Researchers followed the development of 24 healthy full-term infants (37–42 weeks gestational age), 24 infants born preterm, and 6 preterm infants who were born with brain injury.
Authors recorded the infants in their home environments just after expected date of birth, and at 1.5, 3, 4, 6, 9, 12, 18, and 24 months of age. Through 9 months, they assessed the infants in lying on their backs and on their stomachs. From 3 months through 24 months, they assessed the infants in sitting, supported in an infant seat.
Some of the findings include:
Holding up the head. Through the age of 9 months, all infants improved their ability to hold up their heads while lying on their stomachs, but those born preterm were less able.
Holding the head in midline. In the prone position, all infants improved, but full-term infants showed the greatest ability and preterm infants with brain injury the least. Full-term infants also were best able to hold their heads in midline while lying on their backs, but there was no significant difference between preterm infants with and without brain injury. There was no significant difference among the groups in ability to hold the head in midline while sitting.
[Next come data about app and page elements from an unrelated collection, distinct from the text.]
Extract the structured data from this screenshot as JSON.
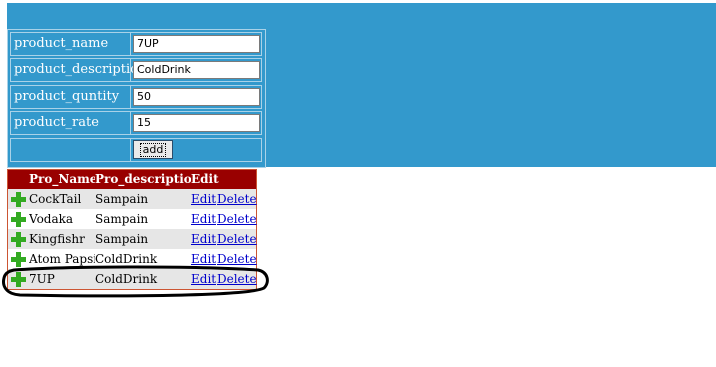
{
  "form": {
    "fields": [
      {
        "label": "product_name",
        "value": "7UP"
      },
      {
        "label": "product_description",
        "value": "ColdDrink"
      },
      {
        "label": "product_quntity",
        "value": "50"
      },
      {
        "label": "product_rate",
        "value": "15"
      }
    ],
    "add_label": "add"
  },
  "grid": {
    "headers": {
      "name": "Pro_Name",
      "desc": "Pro_description",
      "edit": "Edit"
    },
    "rows": [
      {
        "name": "CockTail",
        "desc": "Sampain",
        "edit": "Edit",
        "delete": "Delete"
      },
      {
        "name": "Vodaka",
        "desc": "Sampain",
        "edit": "Edit",
        "delete": "Delete"
      },
      {
        "name": "Kingfishr",
        "desc": "Sampain",
        "edit": "Edit",
        "delete": "Delete"
      },
      {
        "name": "Atom Papsi",
        "desc": "ColdDrink",
        "edit": "Edit",
        "delete": "Delete"
      },
      {
        "name": "7UP",
        "desc": "ColdDrink",
        "edit": "Edit",
        "delete": "Delete"
      }
    ]
  },
  "colors": {
    "band": "#3399cc",
    "header": "#990000",
    "plus": "#33aa22",
    "link": "#0000cc"
  },
  "icons": {
    "row_icon": "plus-icon"
  }
}
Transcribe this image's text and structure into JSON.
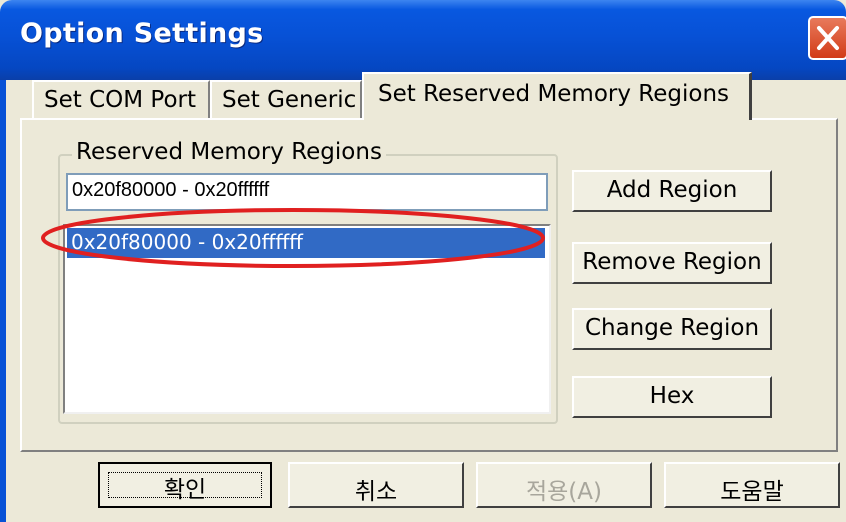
{
  "window": {
    "title": "Option Settings"
  },
  "tabs": [
    {
      "label": "Set COM Port",
      "active": false
    },
    {
      "label": "Set Generic",
      "active": false
    },
    {
      "label": "Set Reserved Memory Regions",
      "active": true
    }
  ],
  "group": {
    "label": "Reserved Memory Regions",
    "input_value": "0x20f80000 - 0x20ffffff",
    "list_items": [
      "0x20f80000 - 0x20ffffff"
    ],
    "selected_index": 0
  },
  "side_buttons": {
    "add": "Add Region",
    "remove": "Remove Region",
    "change": "Change Region",
    "hex": "Hex"
  },
  "dialog_buttons": {
    "ok": "확인",
    "cancel": "취소",
    "apply": "적용(A)",
    "help": "도움말"
  },
  "colors": {
    "title_bar": "#0751d6",
    "selection": "#316ac5",
    "annotation": "#e02020"
  }
}
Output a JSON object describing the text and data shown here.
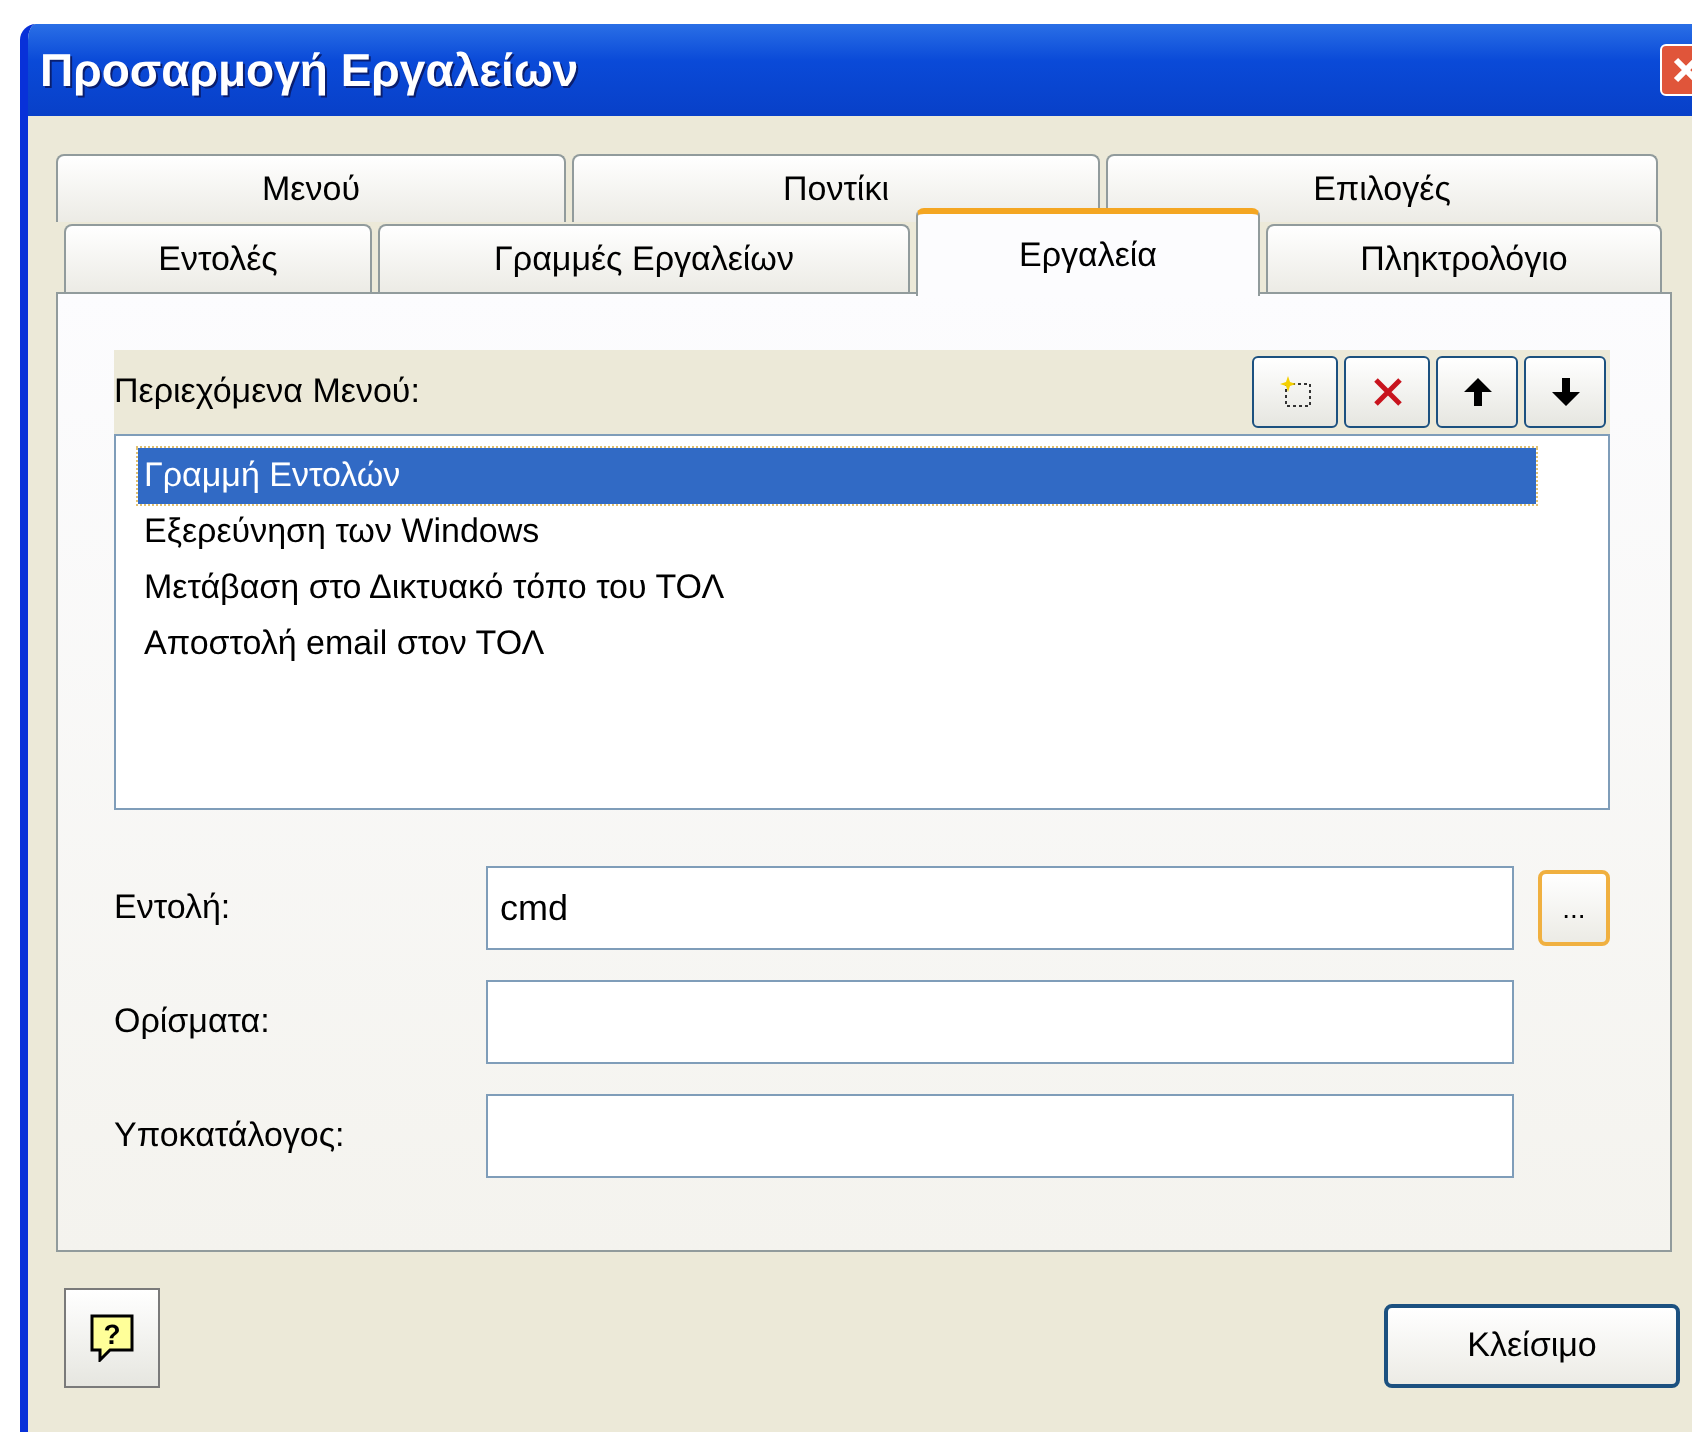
{
  "window": {
    "title": "Προσαρμογή Εργαλείων"
  },
  "tab_rows": [
    [
      {
        "label": "Μενού",
        "selected": false
      },
      {
        "label": "Ποντίκι",
        "selected": false
      },
      {
        "label": "Επιλογές",
        "selected": false
      }
    ],
    [
      {
        "label": "Εντολές",
        "selected": false
      },
      {
        "label": "Γραμμές Εργαλείων",
        "selected": false
      },
      {
        "label": "Εργαλεία",
        "selected": true
      },
      {
        "label": "Πληκτρολόγιο",
        "selected": false
      }
    ]
  ],
  "menu_contents": {
    "label": "Περιεχόμενα Μενού:",
    "items": [
      {
        "label": "Γραμμή Εντολών",
        "selected": true
      },
      {
        "label": "Εξερεύνηση των Windows",
        "selected": false
      },
      {
        "label": "Μετάβαση στο Δικτυακό τόπο του ΤΟΛ",
        "selected": false
      },
      {
        "label": "Αποστολή email στον ΤΟΛ",
        "selected": false
      }
    ]
  },
  "fields": [
    {
      "label": "Εντολή:",
      "value": "cmd",
      "browse": true
    },
    {
      "label": "Ορίσματα:",
      "browse": false
    },
    {
      "label": "Υποκατάλογος:",
      "browse": false
    }
  ],
  "help_button": {
    "label": "?"
  },
  "browse_button": {
    "label": "..."
  },
  "close_button": {
    "label": "Κλείσιμο"
  }
}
Holding 1 hand in midline. While lying on their backs, there was no significant difference among the groups. Full-term infants did so more frequently in prone or sitting position, with no significant differences between preterm infants with and without brain injury.
Holding both hands in midline. In supine position, there was no significant difference among the groups. While prone, preterm infants with brain injury exhibited difficulty. In sitting position, full-term infants showed greater ability than all preterm infants.
Holding hands fisted. The amount of time spent holding 1 or both hands fisted decreased for all infants over time. However, through 9 months, infants with brain injury demonstrated more 1-handed fisting while lying down; all preterm babies showed more 1-handed fisting while sitting than did the full-term infants. Full-term infants in prone position spent more time with both hands fisted over the first 6 months than did the other 2 groups.
Hand mouthing. Preterm infants with brain injury showed more hand mouthing than the other groups while prone but less while supine. There was no difference while sitting.
Touching the body or surfaces. Touching the body decreased for all infants over 9 months, but preterm infants with brain injury did so much less frequently than the other groups. Touching surfaces increased over 9 months for all infants in prone and supine. While there were no differences among the groups for touching surfaces in prone position, full-term infants did so the least frequently, and infants with brain injury the most frequently. While sitting, the trajectory was the same for all groups over 24 months.
Bouts of exploration per minute. At 6 months of age, infants without brain injury performed 7% more bouts of exploration per minute while sitting than did preterm infants with brain injury; this difference increased to 74.6% by 18 months of age.
Variety of separate and combined behaviors. Full-term infants performed a greater variety of both separate and combined behaviors while prone. There were no differences among the groups while supine. In sitting, full-term infants performed a greater variety of combined behaviors, and all infants without brain injury demonstrated a greater variety of separate behaviors.
The authors wrote that these non-object-oriented exploratory behaviors can "provide proprioceptive and haptic feedback, increase their body awareness, and are believed to be the precursors of future reaching and grasping behaviors.” Impairments in this area, they concluded, "are likely to cascade into delays in reaching and object exploration, which in turn will result in future motor and cognitive delays,” which proper early intervention could address.